Work task: Please set down the data word for word; images do not go in the copy.

The input:

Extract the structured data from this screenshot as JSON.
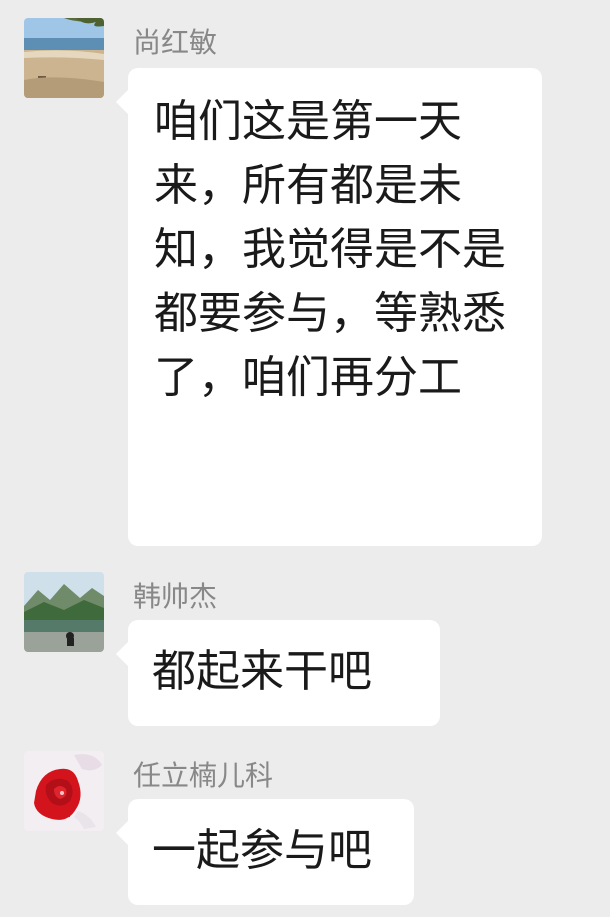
{
  "messages": [
    {
      "sender": "尚红敏",
      "text": "咱们这是第一天来，所有都是未知，我觉得是不是都要参与，等熟悉了，咱们再分工",
      "avatar_icon": "beach-photo-avatar"
    },
    {
      "sender": "韩帅杰",
      "text": "都起来干吧",
      "avatar_icon": "mountain-lake-photo-avatar"
    },
    {
      "sender": "任立楠儿科",
      "text": "一起参与吧",
      "avatar_icon": "red-rose-avatar"
    }
  ],
  "colors": {
    "background": "#ececec",
    "bubble": "#ffffff",
    "sender_name": "#888888",
    "message_text": "#1a1a1a"
  }
}
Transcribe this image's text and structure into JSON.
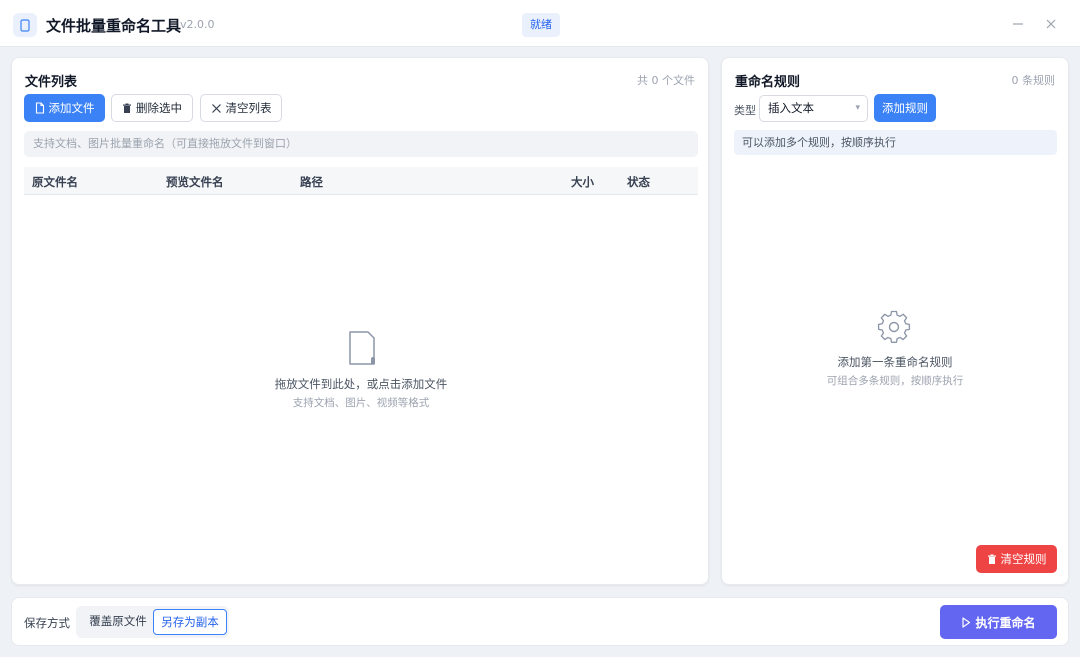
{
  "window": {
    "title": "文件批量重命名工具",
    "version": "v2.0.0",
    "status": "就绪"
  },
  "file_list": {
    "title": "文件列表",
    "count": "共 0 个文件",
    "toolbar": {
      "add_label": "添加文件",
      "delete_label": "删除选中",
      "clear_label": "清空列表"
    },
    "hint": "支持文档、图片批量重命名（可直接拖放文件到窗口）",
    "columns": [
      "原文件名",
      "预览文件名",
      "路径",
      "大小",
      "状态"
    ],
    "empty": {
      "title": "拖放文件到此处，或点击添加文件",
      "subtitle": "支持文档、图片、视频等格式"
    }
  },
  "rules": {
    "title": "重命名规则",
    "count": "0 条规则",
    "type_label": "类型",
    "type_selected": "插入文本",
    "add_label": "添加规则",
    "info": "可以添加多个规则，按顺序执行",
    "empty": {
      "title": "添加第一条重命名规则",
      "subtitle": "可组合多条规则，按顺序执行"
    },
    "clear_label": "清空规则"
  },
  "footer": {
    "save_mode_label": "保存方式",
    "options": [
      "覆盖原文件",
      "另存为副本"
    ],
    "selected_option": "另存为副本",
    "execute_label": "执行重命名"
  },
  "colors": {
    "primary": "#3b82f6",
    "danger": "#ef4444",
    "execute": "#6366f1"
  }
}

Completed exercise:
Extract the structured data from this screenshot as JSON.
{
  "messages": [
    {
      "sender": "尚红敏",
      "text": "咱们这是第一天来，所有都是未知，我觉得是不是都要参与，等熟悉了，咱们再分工",
      "avatar_icon": "beach-photo-avatar"
    },
    {
      "sender": "韩帅杰",
      "text": "都起来干吧",
      "avatar_icon": "mountain-lake-photo-avatar"
    },
    {
      "sender": "任立楠儿科",
      "text": "一起参与吧",
      "avatar_icon": "red-rose-avatar"
    }
  ],
  "colors": {
    "background": "#ececec",
    "bubble": "#ffffff",
    "sender_name": "#888888",
    "message_text": "#1a1a1a"
  }
}
Transcribe this image's text and structure into JSON.
{
  "window": {
    "title": "文件批量重命名工具",
    "version": "v2.0.0",
    "status": "就绪"
  },
  "file_list": {
    "title": "文件列表",
    "count": "共 0 个文件",
    "toolbar": {
      "add_label": "添加文件",
      "delete_label": "删除选中",
      "clear_label": "清空列表"
    },
    "hint": "支持文档、图片批量重命名（可直接拖放文件到窗口）",
    "columns": [
      "原文件名",
      "预览文件名",
      "路径",
      "大小",
      "状态"
    ],
    "empty": {
      "title": "拖放文件到此处，或点击添加文件",
      "subtitle": "支持文档、图片、视频等格式"
    }
  },
  "rules": {
    "title": "重命名规则",
    "count": "0 条规则",
    "type_label": "类型",
    "type_selected": "插入文本",
    "add_label": "添加规则",
    "info": "可以添加多个规则，按顺序执行",
    "empty": {
      "title": "添加第一条重命名规则",
      "subtitle": "可组合多条规则，按顺序执行"
    },
    "clear_label": "清空规则"
  },
  "footer": {
    "save_mode_label": "保存方式",
    "options": [
      "覆盖原文件",
      "另存为副本"
    ],
    "selected_option": "另存为副本",
    "execute_label": "执行重命名"
  },
  "colors": {
    "primary": "#3b82f6",
    "danger": "#ef4444",
    "execute": "#6366f1"
  }
}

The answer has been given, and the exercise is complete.